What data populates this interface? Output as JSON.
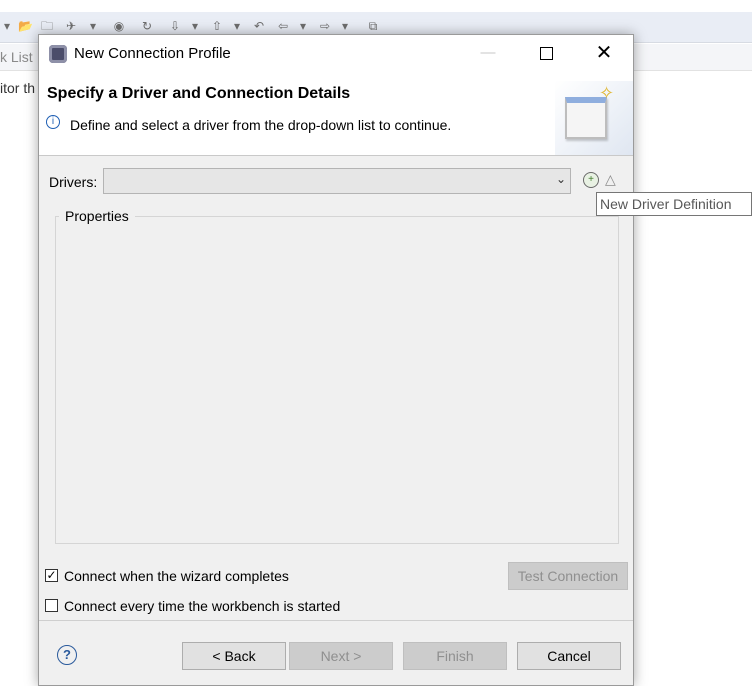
{
  "background": {
    "tab_label": "k List",
    "editor_text": "itor th",
    "toolbar_icons": [
      "dropdown-arrow-icon",
      "open-folder-icon",
      "folder-icon",
      "rocket-icon",
      "dropdown-arrow-icon",
      "globe-icon",
      "refresh-icon",
      "download-icon",
      "dropdown-arrow-icon",
      "upload-icon",
      "dropdown-arrow-icon",
      "back-history-icon",
      "left-arrow-icon",
      "dropdown-arrow-icon",
      "right-arrow-icon",
      "dropdown-arrow-icon",
      "external-icon"
    ]
  },
  "dialog": {
    "title": "New Connection Profile",
    "header_title": "Specify a Driver and Connection Details",
    "header_description": "Define and select a driver from the drop-down list to continue.",
    "drivers_label": "Drivers:",
    "drivers_value": "",
    "tooltip": "New Driver Definition",
    "properties_label": "Properties",
    "connect_when_complete_label": "Connect when the wizard completes",
    "connect_when_complete_checked": true,
    "connect_every_time_label": "Connect every time the workbench is started",
    "connect_every_time_checked": false,
    "test_connection_label": "Test Connection",
    "back_label": "< Back",
    "next_label": "Next >",
    "finish_label": "Finish",
    "cancel_label": "Cancel"
  },
  "colors": {
    "dialog_bg": "#f0f0f0",
    "banner_bg": "#ffffff",
    "disabled_text": "#8f8f8f",
    "info_blue": "#1f5fb4"
  }
}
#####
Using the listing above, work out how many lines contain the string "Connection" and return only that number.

3